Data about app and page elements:
*** Begin section ***
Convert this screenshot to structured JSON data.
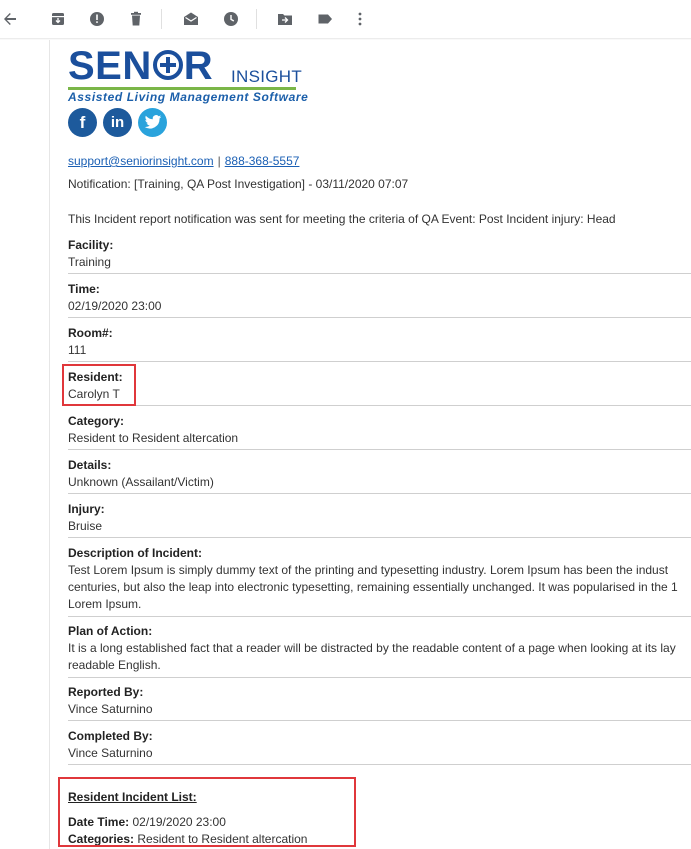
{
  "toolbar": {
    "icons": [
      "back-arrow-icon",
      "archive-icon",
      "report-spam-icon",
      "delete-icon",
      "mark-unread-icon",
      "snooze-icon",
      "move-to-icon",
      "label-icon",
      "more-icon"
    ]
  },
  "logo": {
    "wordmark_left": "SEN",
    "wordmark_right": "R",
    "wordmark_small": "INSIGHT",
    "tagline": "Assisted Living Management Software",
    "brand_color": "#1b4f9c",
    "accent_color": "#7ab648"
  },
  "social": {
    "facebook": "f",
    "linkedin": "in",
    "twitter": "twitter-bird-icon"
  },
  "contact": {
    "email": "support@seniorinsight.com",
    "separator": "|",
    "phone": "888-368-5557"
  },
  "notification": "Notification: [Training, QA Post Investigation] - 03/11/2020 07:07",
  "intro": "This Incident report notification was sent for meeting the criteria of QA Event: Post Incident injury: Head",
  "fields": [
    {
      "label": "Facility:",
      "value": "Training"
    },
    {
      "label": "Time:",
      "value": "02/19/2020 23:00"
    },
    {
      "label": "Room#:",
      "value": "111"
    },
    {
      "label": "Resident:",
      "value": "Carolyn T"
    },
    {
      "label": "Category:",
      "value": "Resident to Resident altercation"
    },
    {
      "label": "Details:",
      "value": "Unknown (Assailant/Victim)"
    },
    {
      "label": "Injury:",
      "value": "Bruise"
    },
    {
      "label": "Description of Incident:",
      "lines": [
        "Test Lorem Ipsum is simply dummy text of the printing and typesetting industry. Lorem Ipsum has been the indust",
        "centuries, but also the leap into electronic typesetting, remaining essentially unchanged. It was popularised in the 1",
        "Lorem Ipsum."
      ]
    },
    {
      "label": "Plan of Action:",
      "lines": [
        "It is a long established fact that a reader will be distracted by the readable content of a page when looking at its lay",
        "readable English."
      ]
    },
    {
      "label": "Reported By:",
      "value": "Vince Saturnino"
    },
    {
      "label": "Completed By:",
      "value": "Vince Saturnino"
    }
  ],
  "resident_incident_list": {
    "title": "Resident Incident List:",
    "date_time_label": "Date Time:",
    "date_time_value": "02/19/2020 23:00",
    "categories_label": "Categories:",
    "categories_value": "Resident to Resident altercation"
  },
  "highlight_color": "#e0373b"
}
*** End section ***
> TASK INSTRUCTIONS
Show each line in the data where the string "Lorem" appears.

> ANSWER BOX
        "Test Lorem Ipsum is simply dummy text of the printing and typesetting industry. Lorem Ipsum has been the indust",
        "Lorem Ipsum."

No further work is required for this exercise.